People who eat a large variety of foods, considered an indicator of a healthy diet, are also the ones with the healthiest sleep patterns, according to a new study from the Perelman School of Medicine at the University of Pennsylvania (Penn), in the US.

The researchers write about their findings in a paper that is available to read online, ahead of the May print issue of the journal Appetite.

First author Michael A. Grandner, Instructor in Psychiatry and member of the Center for Sleep and Circadian Neurobiology at Penn, says in a statement:

“Although many of us inherently recognize that there is a relationship between what we eat and how we sleep, there have been very few scientific studies that have explored this connection, especially in a real-world situation.”

He says we already know from previous studies that in general, people who report sleeping between 7 and 8 hours of sleep a night are also the ones most likely to be in better health and feeling well, so he and his colleagues just wanted to know:

“Are there differences in the diet of those who report shorter sleep, longer sleep, or standard sleep patterns?”

The team looked for an answer by analyzing data from NHANES (short for National Health and Nutrition Examination Survey), an annual national survey that is sponsored by the Centers for Disease Control and Prevention (CDC).

The survey selects a representative sample of the US population, by age and demographics. The survey questions gather data about respondents’ demographics, socioeconomic cicumstances, diet, and health.

Grandner describes what they found:

“Overall, people who sleep 7 – 8 hours each night differ in terms of their diet, compared to people who sleep less or more. We also found that short and long sleep are associated with lower food variety.”

For their analysis, the team used data from the 2007-2008 NHANES, and focused on responses to questions about sleep and diet. They put the respondents into groups, depending on how much sleep they said they were getting each night.

The groups were: very short sleep (less than 5 hours a night), short sleep (5 to 6 hours a night) standard or normal sleep (7 to 8 hours a night), and long sleep (9 hours or more a night).

The NHANES data contains detailed information about respondents’ daily diet, gathered in interviews with specially trained staff. This includes, for example, details about occasional glasses of water to comprehensive accounts of every part of each meal, allowing the researchers to calculate the nutrient and calorie intake of each of the sleep duration groups.

Grandner and colleagues found that calorie intake varied across the groups, with short sleepers consuming the most calories, followed by normal sleepers, followed by very short sleepers, followed by long sleepers.

When they looked at food variety, they found this was highest in the normal sleep group and lowest in the very short sleep group.

There were differences among the groups in intake of proteins, carbohydrates, vitamins and minerals, but when the researchers analyzed these with statistical tools they found the differences were largely driven by a handful of key nutrients.

This analysis showed that, compared to the diet of the normal sleep group:

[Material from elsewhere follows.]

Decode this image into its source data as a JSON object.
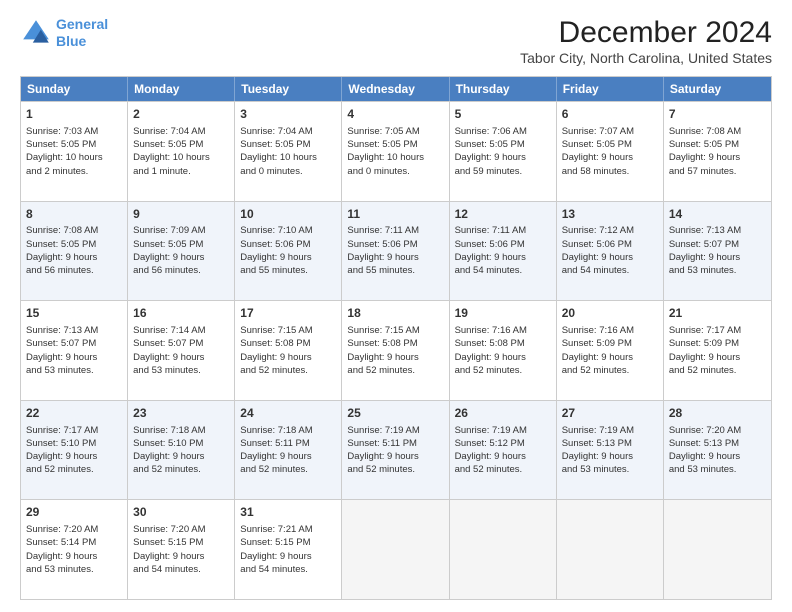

  • Very short sleep was linked to less intake of tap water, lycopene (present in foods that are red and orange in colour, for instance tomatoes), and total carbohydrates.
  • Short sleep was linked to lower intake of vitamin C, tap water, selenium (found in nuts, shellfish and meat), and higher intake of lutein/zeaxanthin (found in green, leafy vegetables).
  • Long sleep was tied to lower intake of choline (found in eggs and fatty meats), theobromine (present in chocolate and tea), dodecanoic acid (a saturated fat) , and total carbohydrates, and a higher intake of alcohol.

These links remained even when they took into account other factors that might explain this relationship, such as demographics, socioeconomics, physical activity, and obesity.

Grandner points out that the study does not tell us, if people were to change their diet, would it affect their sleep pattern?

He says:

“This will be an important area to explore going forward as we know that short sleep duration is associated with weight gain and obesity, diabetes, and cardiovascular disease.”

He says people who sleep too long also have health problems.

“If we can pinpoint the ideal mix of nutrients and calories to promote healthy sleep, the healthcare community has the potential to make a major dent in obesity and other cardiometabolic risk factors,” he urges.

Grants from the National Institutes of Health supported the study.

If you are someone who struggles to get a good night’s sleep, you may wish to try restricting rather than extending the amount of time you spend in bed: this is the latest suggestion from the new Good-Night Guide from The Sleep Council, which says sleep restriction can help people who only manage limited sleep, to fall asleep faster and wake up less often.

Written by Catharine Paddock PhD